Separating?

People decide to separate for many different reasons.

Sometimes it can be a mutual decision. Other times one or other party might decide to separate against the wishes of the other person. Going through a divorce or a separation can be a very difficult experience for the individual. Studies have shown us that going through a divorce or a separation can be more traumatic than the loss of a loved one.

Accordingly, making the right decisions in the divorce process can have a dramatic effect on your future and your well-being. When children are involved the process can be even more complicated and have more dramatic circumstances for the family as a whole.

In circumstances where one person wants to separate and the other person wants to stay in the relationship, there can be a great degree of confusion and additional upset until the situation is clarified.

The parties have a number of choices:

  • Attend marriage counselling
  • decide to live apart without any legal agreement
  • legally separate without proceeding with a divorce
  • proceed with a divorce on the contested bases against the wishes of the other person

Unfortunately, where one person decides against the wishes of the other person that they do not want to continue with the marriage they can proceed on a contest basis and obtain a divorce. There is no way to prevent an individual obtaining a divorce if they meet the criteria necessary under the law to be granted a divorce.

There are a number of important factors to take care of where you have made a decision to separate. This is not an exhaustive list and your family solicitor is best placed to give you advice in this regard. Where a couple has made a decision together to separate they should consult with their mediators in relation to the mediation process to learn more in advance of entering mediation.

Important issues to consider when you are making a decision to separate:

Is this the best for me?

Is this the best decision for my children?

How is my partner likely to take the news?

What is my partner likely to do when I tell them I want to separate?

What precautions/ safety measures do I need to put in place in advance of discussing this with my partner?

How will my financial situation change after I have revealed to my partner my intention to separate

Will the children be affected by my decision?

What safeguards and supports do I need to put in place in advance of telling my partner?

The best suggestion that can be made to couples in advance on discussing a separation is to set out clearly what you hope to achieve by the separation. Confronting a spouse in an accusatory manner in seeking a separation is never a good idea. Such incidents only serve to aggravate matters further. Where a person has decided that the relationship is over it is important that they are honest with the other person in relation to what they are seeking to achieve from the separation.
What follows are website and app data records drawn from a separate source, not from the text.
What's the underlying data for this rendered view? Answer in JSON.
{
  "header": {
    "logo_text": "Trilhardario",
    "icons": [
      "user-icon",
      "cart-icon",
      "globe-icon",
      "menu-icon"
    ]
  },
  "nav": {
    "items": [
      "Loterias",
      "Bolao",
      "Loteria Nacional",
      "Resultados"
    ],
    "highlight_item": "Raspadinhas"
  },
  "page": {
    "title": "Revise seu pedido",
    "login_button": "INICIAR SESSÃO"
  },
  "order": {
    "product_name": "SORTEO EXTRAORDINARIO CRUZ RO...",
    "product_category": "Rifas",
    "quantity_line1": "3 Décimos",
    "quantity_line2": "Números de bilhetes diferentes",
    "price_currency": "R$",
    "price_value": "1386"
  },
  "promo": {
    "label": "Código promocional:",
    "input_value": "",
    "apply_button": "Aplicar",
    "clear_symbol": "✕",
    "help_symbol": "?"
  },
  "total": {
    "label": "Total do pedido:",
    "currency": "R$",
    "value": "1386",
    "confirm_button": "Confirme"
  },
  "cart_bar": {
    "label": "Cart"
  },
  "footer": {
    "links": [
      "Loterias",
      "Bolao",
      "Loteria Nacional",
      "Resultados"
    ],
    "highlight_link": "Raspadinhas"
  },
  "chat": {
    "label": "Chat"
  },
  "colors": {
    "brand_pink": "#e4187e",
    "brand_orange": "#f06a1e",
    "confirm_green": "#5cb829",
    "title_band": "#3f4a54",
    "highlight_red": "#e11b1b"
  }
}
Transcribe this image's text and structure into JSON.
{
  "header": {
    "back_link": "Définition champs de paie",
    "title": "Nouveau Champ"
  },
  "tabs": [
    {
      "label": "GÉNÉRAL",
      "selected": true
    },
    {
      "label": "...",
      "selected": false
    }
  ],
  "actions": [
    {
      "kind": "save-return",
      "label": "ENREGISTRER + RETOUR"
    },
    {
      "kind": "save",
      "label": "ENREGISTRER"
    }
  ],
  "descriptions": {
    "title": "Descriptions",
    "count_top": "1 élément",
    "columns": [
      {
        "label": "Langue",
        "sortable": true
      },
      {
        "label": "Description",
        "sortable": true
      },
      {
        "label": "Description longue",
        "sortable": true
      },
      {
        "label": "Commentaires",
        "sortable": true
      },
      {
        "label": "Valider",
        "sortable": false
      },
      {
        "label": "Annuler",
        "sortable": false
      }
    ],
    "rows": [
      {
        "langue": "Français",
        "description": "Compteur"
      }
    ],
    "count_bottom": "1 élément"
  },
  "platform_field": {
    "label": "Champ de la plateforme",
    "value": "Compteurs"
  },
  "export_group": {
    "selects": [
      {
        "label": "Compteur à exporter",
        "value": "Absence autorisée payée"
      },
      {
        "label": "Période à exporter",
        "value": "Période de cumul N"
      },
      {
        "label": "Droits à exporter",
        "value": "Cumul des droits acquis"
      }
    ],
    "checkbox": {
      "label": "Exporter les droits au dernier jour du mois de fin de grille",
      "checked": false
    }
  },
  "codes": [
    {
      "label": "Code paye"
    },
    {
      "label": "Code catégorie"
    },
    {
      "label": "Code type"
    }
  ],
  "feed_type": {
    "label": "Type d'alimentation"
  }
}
Often people, in their effort to let the other person down gently, give mixed messages that cloud the issues and lead to false hope.

This can also make matters worse, and hinder the other person in coming to terms with what is really happened.i.e the end of the relationship.

Although it can be very difficult for the other person to accept this news at least they have the ability to deal with this information, take advice and make informed decisions in respect of what steps take next.

What’s my role in the Process?

Once you have decided that you want to use mediation to resolve your issues you may wonder what you will be required to do.

You may feel anxious about facing the other party, or that you won’t be able to communicate the things that are important to you.

Most people are unsure of how it will all work out at the start of the process.

Don’t worry you are in safe hands.

We will work hard to ensure that any concerns you may have are addressed and that the sessions remain focused and you both have an equal voice.

All you have to do is :

  • Come to the sessions prepared to participate.
  • Be willing to discuss the issues in an open and honest way.
  • Agree to listen carefully and really consider what is being said before rushing to respond.
  • Be respectful and behave in a non-aggressive manner towards the other party and Mediators